Sync conflicts are probably the number one cause of data loss-related support requests, but there are a few things you can do to dramatically reduce the risk.

Katherine

Hi Katherine,
I’ll definitely read that thread later on. I did actually drop an email to support on Friday before purchasing the Windows version to ask about this very issue and followed the mentioned guidance:

scrivener.tenderapp.com/help/kb/ … patibility

scrivener.tenderapp.com/help/kb/ … th-dropbox

I was able to get everything back by locating the last backup done using Windows and because I was feeling paranoid I copied the compressed backup onto a USB stick before transferring it to the Mac and copying it to DropBox from there. Now I’m back up to 56,000 words with nothing lost but I shall stick with the Mac version.

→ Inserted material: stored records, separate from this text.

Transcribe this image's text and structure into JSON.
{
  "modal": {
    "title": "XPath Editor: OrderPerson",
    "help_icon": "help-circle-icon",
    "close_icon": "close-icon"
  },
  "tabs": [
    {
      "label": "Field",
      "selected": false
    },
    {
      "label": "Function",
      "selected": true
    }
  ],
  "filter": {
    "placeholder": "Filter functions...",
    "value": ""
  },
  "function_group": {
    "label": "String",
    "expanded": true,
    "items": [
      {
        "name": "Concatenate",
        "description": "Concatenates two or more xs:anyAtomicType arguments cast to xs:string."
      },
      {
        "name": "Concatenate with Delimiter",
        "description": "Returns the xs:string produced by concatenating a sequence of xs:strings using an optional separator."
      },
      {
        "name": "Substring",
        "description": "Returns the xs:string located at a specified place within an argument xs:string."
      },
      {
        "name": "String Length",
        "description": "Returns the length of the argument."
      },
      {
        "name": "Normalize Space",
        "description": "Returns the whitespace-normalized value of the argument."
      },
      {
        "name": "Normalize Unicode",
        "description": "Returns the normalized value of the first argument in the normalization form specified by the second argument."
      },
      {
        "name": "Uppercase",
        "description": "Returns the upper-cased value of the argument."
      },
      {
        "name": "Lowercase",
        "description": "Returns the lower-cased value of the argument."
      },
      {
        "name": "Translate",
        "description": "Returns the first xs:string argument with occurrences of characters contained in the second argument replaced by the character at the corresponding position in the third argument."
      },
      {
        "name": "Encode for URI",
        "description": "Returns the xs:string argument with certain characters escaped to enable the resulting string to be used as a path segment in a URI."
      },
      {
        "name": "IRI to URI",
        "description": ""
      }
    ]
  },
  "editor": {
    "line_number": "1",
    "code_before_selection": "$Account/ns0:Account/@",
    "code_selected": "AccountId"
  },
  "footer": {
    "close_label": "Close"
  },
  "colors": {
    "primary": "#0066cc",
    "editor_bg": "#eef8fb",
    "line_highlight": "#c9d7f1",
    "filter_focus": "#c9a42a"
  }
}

Something I found slightly awkward during the salvage operation is that the Mac version identifies the project folder as a single item like example.scriv, whereas I found myself dealing with elements within the .scriv file using Windows and it was all a bit confusing. I wondered if this is what was throwing the cross platform synchronisation. I’ve used DropBox for years and exchanged files between platforms without ever having an issue like this before.

That’s just an illusion on the Mac. In fact there are many things on your Mac that look like files but are in fact folders with a bunch of files in them. Likely every single program in your Applications folder is that way. It is just a feature of how things are displayed, not how they are. So if you copy such a thing to a computer that does not support notions like ‘packaging’, then you’ll see it for what it really is, a folder with a bunch of files in it. The Dropbox concerns are the same for both platforms, because they both use the same format and access it in similar ways.

But to reiterate, I don’t think this is a Dropbox problem. I’ve never heard of it moving files to the Trash, as it has its own deleted file mechanism for recovery that is cross-platform and accessible from any machine via their website. They would have no advantage in using the local machine’s recovery mechanism.